Providing Additional Low-Frequency Rejection with the MAX2659 GPS Low-Noise Amplifier (LNA)


This application note explains how to achieve additional immunity to GPS and cellular band signals when GPS is included in a wireless handset. Additional low-frequency rejection can be added to the design by altering the MAX2659 low-noise amplifier's (LNA) input match. The article explains how to adjust the LNA topology, and advises what performance tradeoffs to expect.

GPS receivers are increasingly included in wireless handsets. This colocation with the handset's transmitter can present a strong jamming signal at the LNA input in the GPS path.

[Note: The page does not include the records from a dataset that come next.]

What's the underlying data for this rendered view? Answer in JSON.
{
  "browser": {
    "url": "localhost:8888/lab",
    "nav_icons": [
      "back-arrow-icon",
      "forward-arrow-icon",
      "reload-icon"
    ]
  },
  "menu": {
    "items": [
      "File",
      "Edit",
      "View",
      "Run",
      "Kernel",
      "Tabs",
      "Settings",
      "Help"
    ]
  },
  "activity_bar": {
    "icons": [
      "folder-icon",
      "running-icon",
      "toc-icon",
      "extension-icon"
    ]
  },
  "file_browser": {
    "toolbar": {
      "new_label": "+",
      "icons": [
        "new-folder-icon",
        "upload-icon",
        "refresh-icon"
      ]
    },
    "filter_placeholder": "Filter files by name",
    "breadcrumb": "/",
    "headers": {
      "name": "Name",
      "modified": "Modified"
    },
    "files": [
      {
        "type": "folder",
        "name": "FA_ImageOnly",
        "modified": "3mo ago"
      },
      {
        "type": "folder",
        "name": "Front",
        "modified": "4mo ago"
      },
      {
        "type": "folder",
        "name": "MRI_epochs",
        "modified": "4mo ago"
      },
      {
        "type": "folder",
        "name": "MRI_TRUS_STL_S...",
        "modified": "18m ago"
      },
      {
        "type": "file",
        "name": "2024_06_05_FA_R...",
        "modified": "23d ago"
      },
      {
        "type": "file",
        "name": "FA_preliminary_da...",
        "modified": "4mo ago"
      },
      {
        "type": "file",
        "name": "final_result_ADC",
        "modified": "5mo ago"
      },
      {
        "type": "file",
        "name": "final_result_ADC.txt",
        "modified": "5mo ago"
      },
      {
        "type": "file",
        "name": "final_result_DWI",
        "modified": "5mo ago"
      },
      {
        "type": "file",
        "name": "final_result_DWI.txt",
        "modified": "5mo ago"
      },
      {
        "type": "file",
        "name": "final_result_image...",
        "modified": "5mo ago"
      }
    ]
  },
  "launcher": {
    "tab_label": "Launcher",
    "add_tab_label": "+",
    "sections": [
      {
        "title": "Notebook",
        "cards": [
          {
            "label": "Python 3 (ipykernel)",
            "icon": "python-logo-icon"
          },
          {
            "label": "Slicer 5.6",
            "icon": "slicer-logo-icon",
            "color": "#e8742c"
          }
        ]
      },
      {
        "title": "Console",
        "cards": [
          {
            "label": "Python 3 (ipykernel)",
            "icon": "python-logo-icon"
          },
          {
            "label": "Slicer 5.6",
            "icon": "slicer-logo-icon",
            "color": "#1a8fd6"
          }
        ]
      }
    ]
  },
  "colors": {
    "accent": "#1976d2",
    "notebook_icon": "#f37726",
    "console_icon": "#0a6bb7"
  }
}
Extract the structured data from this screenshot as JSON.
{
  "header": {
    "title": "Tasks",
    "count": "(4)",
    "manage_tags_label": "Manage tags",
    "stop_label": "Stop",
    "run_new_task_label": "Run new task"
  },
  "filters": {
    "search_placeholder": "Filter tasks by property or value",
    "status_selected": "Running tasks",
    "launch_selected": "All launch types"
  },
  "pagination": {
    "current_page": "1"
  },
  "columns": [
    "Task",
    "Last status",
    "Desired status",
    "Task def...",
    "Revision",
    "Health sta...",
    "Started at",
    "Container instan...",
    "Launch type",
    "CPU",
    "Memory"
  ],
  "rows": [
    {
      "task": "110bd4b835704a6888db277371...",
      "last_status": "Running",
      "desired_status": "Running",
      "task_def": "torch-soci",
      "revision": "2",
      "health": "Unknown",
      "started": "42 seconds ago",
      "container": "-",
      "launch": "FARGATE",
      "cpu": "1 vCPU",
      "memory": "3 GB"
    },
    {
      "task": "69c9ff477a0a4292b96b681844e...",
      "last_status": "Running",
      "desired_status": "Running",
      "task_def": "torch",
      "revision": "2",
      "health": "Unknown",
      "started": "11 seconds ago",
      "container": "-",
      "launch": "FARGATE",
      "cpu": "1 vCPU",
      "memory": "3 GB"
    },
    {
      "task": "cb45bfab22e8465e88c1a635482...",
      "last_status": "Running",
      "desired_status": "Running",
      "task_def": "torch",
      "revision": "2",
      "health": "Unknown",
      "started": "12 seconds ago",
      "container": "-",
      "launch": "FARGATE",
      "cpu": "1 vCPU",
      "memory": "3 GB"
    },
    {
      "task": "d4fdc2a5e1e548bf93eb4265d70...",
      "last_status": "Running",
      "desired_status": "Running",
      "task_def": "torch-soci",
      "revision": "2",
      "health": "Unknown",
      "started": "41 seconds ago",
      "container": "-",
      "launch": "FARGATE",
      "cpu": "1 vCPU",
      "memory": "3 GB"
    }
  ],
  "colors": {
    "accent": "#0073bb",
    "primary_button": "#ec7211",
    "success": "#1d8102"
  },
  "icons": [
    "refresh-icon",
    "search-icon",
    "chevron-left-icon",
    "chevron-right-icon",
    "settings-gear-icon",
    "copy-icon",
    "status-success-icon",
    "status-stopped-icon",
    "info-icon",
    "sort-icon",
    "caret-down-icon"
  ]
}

It is possible to achieve additional immunity to GSM and cellular band signals, if the MAX2659 low-noise amplifier (LNA) is used in the design. One simply needs to alter the LNA's input match from the standard match referenced in the data sheet. By adding one additional component, the input match can be changed from a lowpass topology to a highpass topology to knock down the GSM or cellular signals. The extra low-band rejection provided by the new match comes at a tradeoff of gain and noise figure.

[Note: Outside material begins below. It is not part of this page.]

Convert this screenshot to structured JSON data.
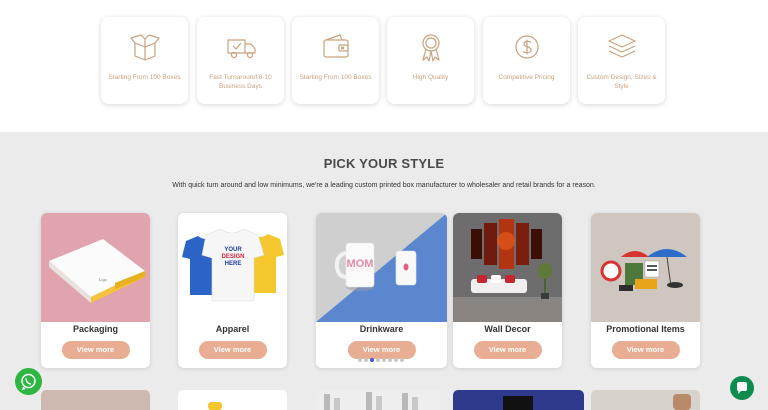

The matching network listed below offers an additional 10dB of attenuation at the upper end of the E-GSM-900 band. The noise figure only degrades by 0.1dB and gain decreases by 0.3dB.

Figure 1.

Figure 1.

Match In-Band Gain (dB) Noise Figure (dB) 915MHz Suppression Relative to In-Band (dB) 849MHz Suppression Relative to In-Band (dB)
Standard 20.5 0.8 11.6 13.3
Highpass 20.2 0.9 21.6 25.0